[Entries from a dataset of interfaces]
---*---
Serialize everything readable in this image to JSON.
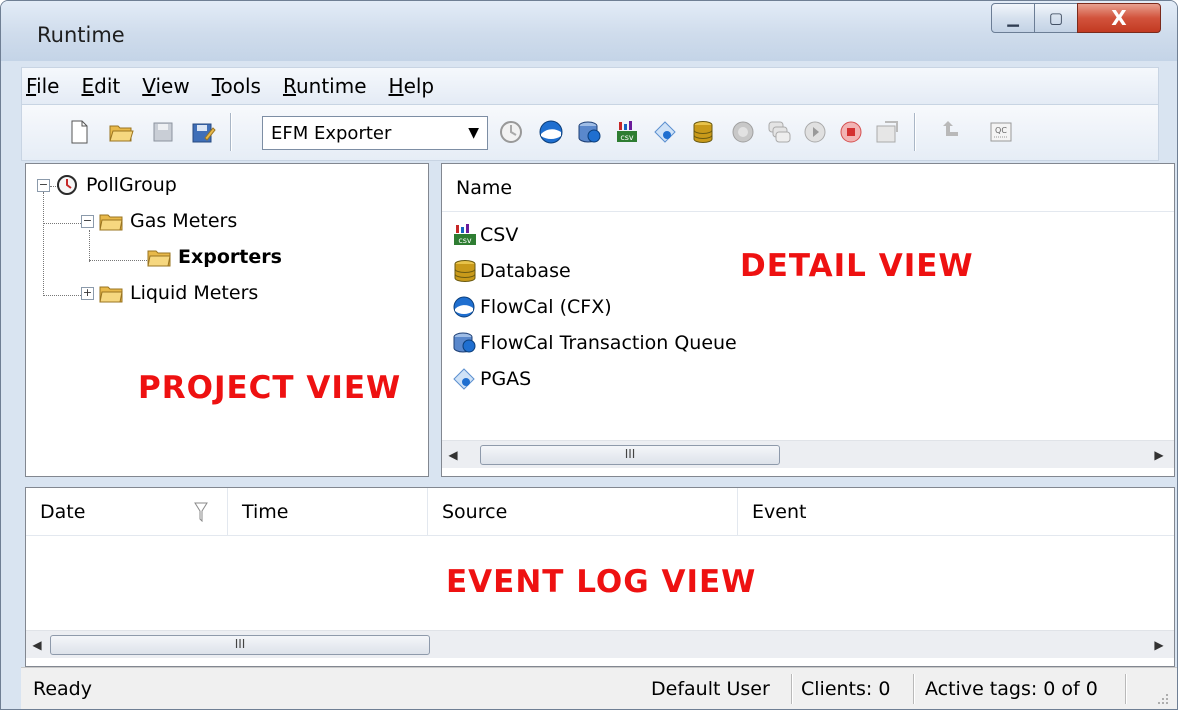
{
  "window": {
    "title": "Runtime",
    "min_glyph": "▁",
    "max_glyph": "▢",
    "close_glyph": "X"
  },
  "menu": [
    "File",
    "Edit",
    "View",
    "Tools",
    "Runtime",
    "Help"
  ],
  "toolbar": {
    "combo_value": "EFM Exporter",
    "combo_arrow": "▼",
    "icons": [
      "new-file-icon",
      "open-folder-icon",
      "save-icon",
      "save-as-icon",
      "pollgroup-icon",
      "flowcal-icon",
      "transaction-queue-icon",
      "csv-icon",
      "pgas-icon",
      "database-icon",
      "disabled-circle-icon",
      "disabled-stack-icon",
      "play-icon",
      "stop-icon",
      "properties-icon",
      "undo-icon",
      "qc-icon"
    ]
  },
  "project_tree": {
    "root": "PollGroup",
    "gas_meters": "Gas Meters",
    "exporters": "Exporters",
    "liquid_meters": "Liquid Meters",
    "collapse_glyph": "−",
    "expand_glyph": "+"
  },
  "detail": {
    "column": "Name",
    "items": [
      "CSV",
      "Database",
      "FlowCal (CFX)",
      "FlowCal Transaction Queue",
      "PGAS"
    ]
  },
  "log": {
    "columns": [
      "Date",
      "Time",
      "Source",
      "Event"
    ]
  },
  "labels": {
    "project_view": "PROJECT VIEW",
    "detail_view": "DETAIL VIEW",
    "event_log_view": "EVENT LOG VIEW"
  },
  "scroll": {
    "left": "◀",
    "right": "▶",
    "thumb": "III"
  },
  "status": {
    "ready": "Ready",
    "user": "Default User",
    "clients": "Clients:  0",
    "active_tags": "Active tags:  0 of 0"
  },
  "colors": {
    "accent_label": "#ee1111",
    "chrome": "#d9e4f1",
    "folder": "#e8b94a"
  }
}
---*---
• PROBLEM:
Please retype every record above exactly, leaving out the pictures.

• EXPECTED OUTPUT:
Serialize everything readable in this image to JSON.
{
  "window": {
    "title": "Runtime",
    "min_glyph": "▁",
    "max_glyph": "▢",
    "close_glyph": "X"
  },
  "menu": [
    "File",
    "Edit",
    "View",
    "Tools",
    "Runtime",
    "Help"
  ],
  "toolbar": {
    "combo_value": "EFM Exporter",
    "combo_arrow": "▼",
    "icons": [
      "new-file-icon",
      "open-folder-icon",
      "save-icon",
      "save-as-icon",
      "pollgroup-icon",
      "flowcal-icon",
      "transaction-queue-icon",
      "csv-icon",
      "pgas-icon",
      "database-icon",
      "disabled-circle-icon",
      "disabled-stack-icon",
      "play-icon",
      "stop-icon",
      "properties-icon",
      "undo-icon",
      "qc-icon"
    ]
  },
  "project_tree": {
    "root": "PollGroup",
    "gas_meters": "Gas Meters",
    "exporters": "Exporters",
    "liquid_meters": "Liquid Meters",
    "collapse_glyph": "−",
    "expand_glyph": "+"
  },
  "detail": {
    "column": "Name",
    "items": [
      "CSV",
      "Database",
      "FlowCal (CFX)",
      "FlowCal Transaction Queue",
      "PGAS"
    ]
  },
  "log": {
    "columns": [
      "Date",
      "Time",
      "Source",
      "Event"
    ]
  },
  "labels": {
    "project_view": "PROJECT VIEW",
    "detail_view": "DETAIL VIEW",
    "event_log_view": "EVENT LOG VIEW"
  },
  "scroll": {
    "left": "◀",
    "right": "▶",
    "thumb": "III"
  },
  "status": {
    "ready": "Ready",
    "user": "Default User",
    "clients": "Clients:  0",
    "active_tags": "Active tags:  0 of 0"
  },
  "colors": {
    "accent_label": "#ee1111",
    "chrome": "#d9e4f1",
    "folder": "#e8b94a"
  }
}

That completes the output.